Here's the interesting thing about the experience. It is executed with a positive mind, with zero thoughts regarding the dangers while we're on our bikes. Riding a motorcycle for a biker, is as mundane as brushing his or her teeth in the morning, or jumping into the shower. It is compeletly natural. So natural in fact, that it must blow the minds of non-bikers who could never fathom doing such a thing. They must view being on a Harley rushing headlong down the road, like I think of jumping out of airplanes, an act that I can't imagine performing.

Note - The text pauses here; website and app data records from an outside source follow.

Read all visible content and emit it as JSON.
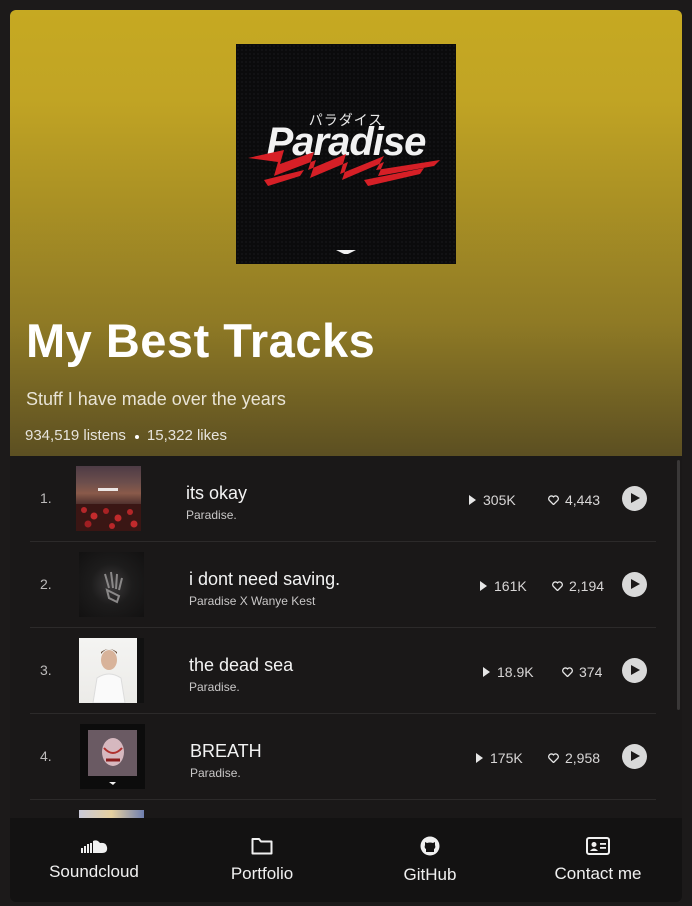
{
  "playlist": {
    "cover_text_jp": "パラダイス",
    "cover_text": "Paradise",
    "title": "My Best Tracks",
    "subtitle": "Stuff I have made over the years",
    "listens": "934,519 listens",
    "likes": "15,322 likes"
  },
  "tracks": [
    {
      "num": "1.",
      "name": "its okay",
      "artist": "Paradise.",
      "plays": "305K",
      "likes": "4,443"
    },
    {
      "num": "2.",
      "name": "i dont need saving.",
      "artist": "Paradise X Wanye Kest",
      "plays": "161K",
      "likes": "2,194"
    },
    {
      "num": "3.",
      "name": "the dead sea",
      "artist": "Paradise.",
      "plays": "18.9K",
      "likes": "374"
    },
    {
      "num": "4.",
      "name": "BREATH",
      "artist": "Paradise.",
      "plays": "175K",
      "likes": "2,958"
    }
  ],
  "nav": [
    {
      "label": "Soundcloud",
      "icon": "cloud-icon"
    },
    {
      "label": "Portfolio",
      "icon": "folder-icon"
    },
    {
      "label": "GitHub",
      "icon": "github-icon"
    },
    {
      "label": "Contact me",
      "icon": "id-card-icon"
    }
  ],
  "colors": {
    "header_top": "#c6a922",
    "background": "#1c1a1a",
    "accent_red": "#d61f26"
  }
}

In terms of relativity, a motorcycle is a machine of subtraction, a means of using one's body to control a machine to move at high speeds, but at a barebones level. If one thinks of an automobile as a logical vehicle for man to move down a road at artificially high speeds beyond the pedestrian abilities of the human body, than the motorcycle is the extreme conclusion of the concept. Subtract the car's protective shell, then two wheels. What does this leave one with in the conformation of the motorcycle? It leaves the most radical form of personal ground transportation possible. A motorcycle does the most, with the least. A Harley-Davidson represents true freedom for a human being to be able to propel down a highway on patches of rubber perhaps four inches in total diameter. No wonder Harley riding has reached a cult status among its practitioners.
On this eve of Independence Day, Americans have different ways to celebrate our freedoms. We have our way, and that way is to get in the saddle and ride. Doesn't matter where. Just ride. As bikers, it's easier to feel that freedom we enjoy, as we're closer to true freedom that others not on two wheels. I feel this is because we can see America passing beneath our feet. Looking down at the illusion of the gound moving past our motorcycles, means that we are feeling America in ways that aren't possible in other means of ground transportation. To be so close to America when we ride, to feel her heart beating beneath us---this is the legacy of freedom we embrace.
When we're blasting down the road with the wind whipping past our faces, the freedom is palbable. Happy Independence Day, all. Later.